“Our top priority is to act quickly to prevent extinction of the rusty patched bumble bee,” Service Midwest Regional Director Tom Melius said in a press release. “Listing the bee as endangered will help us mobilize partners and focus resources on finding ways right now to stop the decline.”
Rusty patched bumblebee gets its name for the distinctive reddish patch on its abdomen. It is among the 4,000 bee species that are native to North America.
Like other bee species, bumblebee is also an important pollinator for crops such as cranberries, blueberries and tomatoes. Overall, almost 35 percent of world crops are depended on bee pollination.
The species is facing similar threats that have depleted the populations of Hawaiian bees such as habitat loss, diseases, parasites, pesticides and climate change. The population can decline even further if something has not done to eliminate or reduce those threats. Well-crafted and implemented actions are required to prevent the bee from going extinct.
Sarina Jepsen, director of endangered species at the Xerces Society for Invertebrate Conservation considers the listing as the “best and probably last hope for the recovery of the rusty patched bumble bee.”

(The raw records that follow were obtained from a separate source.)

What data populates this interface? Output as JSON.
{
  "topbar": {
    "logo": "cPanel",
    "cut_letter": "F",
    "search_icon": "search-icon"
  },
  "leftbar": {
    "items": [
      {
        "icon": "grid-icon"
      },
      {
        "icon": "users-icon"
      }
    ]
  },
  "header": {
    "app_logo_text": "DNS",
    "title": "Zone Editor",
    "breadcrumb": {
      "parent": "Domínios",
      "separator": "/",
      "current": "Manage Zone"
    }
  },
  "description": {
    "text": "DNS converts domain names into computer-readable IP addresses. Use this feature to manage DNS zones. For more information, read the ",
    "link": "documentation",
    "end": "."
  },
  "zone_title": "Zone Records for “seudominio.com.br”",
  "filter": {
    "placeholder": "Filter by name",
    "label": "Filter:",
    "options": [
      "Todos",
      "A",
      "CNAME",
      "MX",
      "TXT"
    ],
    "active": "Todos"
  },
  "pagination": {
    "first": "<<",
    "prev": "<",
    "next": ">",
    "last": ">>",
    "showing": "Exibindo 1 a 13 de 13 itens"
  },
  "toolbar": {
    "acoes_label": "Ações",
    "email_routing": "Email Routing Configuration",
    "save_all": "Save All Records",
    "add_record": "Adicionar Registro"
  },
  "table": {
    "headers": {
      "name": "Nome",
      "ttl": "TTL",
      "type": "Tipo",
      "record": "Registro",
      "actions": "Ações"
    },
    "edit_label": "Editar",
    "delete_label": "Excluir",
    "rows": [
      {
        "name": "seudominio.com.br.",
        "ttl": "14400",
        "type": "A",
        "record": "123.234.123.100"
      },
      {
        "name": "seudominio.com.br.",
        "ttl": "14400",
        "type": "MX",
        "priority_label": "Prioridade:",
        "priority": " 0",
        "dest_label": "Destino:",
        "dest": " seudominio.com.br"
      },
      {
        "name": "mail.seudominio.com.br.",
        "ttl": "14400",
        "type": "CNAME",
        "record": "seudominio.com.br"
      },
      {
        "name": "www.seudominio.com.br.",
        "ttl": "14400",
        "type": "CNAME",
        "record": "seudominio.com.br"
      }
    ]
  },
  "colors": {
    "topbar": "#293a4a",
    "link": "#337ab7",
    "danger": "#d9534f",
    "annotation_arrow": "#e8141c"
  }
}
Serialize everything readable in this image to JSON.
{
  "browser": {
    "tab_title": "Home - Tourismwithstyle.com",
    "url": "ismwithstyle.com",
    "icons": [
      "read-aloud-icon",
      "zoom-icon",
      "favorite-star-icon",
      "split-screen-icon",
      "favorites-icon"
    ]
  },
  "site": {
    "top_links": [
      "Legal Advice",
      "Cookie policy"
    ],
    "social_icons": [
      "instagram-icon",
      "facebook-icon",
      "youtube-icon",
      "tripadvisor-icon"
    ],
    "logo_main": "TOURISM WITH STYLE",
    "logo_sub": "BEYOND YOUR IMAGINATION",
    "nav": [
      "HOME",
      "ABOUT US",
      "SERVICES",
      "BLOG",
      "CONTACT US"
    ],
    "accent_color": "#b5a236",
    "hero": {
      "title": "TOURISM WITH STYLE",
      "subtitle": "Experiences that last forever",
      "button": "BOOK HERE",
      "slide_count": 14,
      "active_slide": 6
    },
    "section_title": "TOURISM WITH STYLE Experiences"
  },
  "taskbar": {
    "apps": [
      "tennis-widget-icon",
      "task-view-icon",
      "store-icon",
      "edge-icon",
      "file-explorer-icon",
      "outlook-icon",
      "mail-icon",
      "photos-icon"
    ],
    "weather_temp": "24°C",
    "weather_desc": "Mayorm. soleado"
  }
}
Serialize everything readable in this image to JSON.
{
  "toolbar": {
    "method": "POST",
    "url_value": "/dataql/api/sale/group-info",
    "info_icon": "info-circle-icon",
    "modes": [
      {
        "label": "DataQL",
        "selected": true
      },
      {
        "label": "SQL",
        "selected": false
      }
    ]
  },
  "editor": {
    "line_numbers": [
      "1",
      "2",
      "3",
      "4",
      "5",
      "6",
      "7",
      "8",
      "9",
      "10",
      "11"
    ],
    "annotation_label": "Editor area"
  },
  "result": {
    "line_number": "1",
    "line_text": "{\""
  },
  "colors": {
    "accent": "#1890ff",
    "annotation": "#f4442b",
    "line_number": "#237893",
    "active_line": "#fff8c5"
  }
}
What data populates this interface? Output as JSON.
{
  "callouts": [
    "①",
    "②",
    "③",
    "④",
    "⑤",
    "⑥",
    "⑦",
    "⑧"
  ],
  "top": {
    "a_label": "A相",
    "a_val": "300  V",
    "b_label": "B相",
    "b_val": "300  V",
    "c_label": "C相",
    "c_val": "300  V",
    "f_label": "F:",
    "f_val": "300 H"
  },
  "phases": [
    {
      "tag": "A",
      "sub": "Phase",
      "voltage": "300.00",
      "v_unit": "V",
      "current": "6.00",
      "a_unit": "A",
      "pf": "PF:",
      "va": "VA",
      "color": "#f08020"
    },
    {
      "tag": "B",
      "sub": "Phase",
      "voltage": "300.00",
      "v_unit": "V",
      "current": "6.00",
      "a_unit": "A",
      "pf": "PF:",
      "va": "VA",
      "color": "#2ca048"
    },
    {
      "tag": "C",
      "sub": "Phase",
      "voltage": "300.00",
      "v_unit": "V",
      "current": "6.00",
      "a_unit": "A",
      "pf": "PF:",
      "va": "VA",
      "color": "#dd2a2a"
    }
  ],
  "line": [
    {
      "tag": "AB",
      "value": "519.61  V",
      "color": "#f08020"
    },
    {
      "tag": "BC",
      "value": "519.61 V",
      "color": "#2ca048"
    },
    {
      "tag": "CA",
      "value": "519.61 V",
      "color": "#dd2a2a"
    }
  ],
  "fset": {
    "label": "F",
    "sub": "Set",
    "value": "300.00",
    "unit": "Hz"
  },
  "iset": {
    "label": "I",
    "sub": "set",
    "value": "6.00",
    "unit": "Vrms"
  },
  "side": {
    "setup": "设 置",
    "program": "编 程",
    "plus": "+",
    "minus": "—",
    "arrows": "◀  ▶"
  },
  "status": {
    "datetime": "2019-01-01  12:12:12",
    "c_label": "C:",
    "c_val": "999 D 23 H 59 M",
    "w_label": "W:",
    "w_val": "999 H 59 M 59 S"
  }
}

“Now that the Fish and Wildlife Service has listed the rusty patched bumble bee as endangered, it stands a chance of surviving the many threats it faces – from the use of neonicotinoid pesticides to diseases.”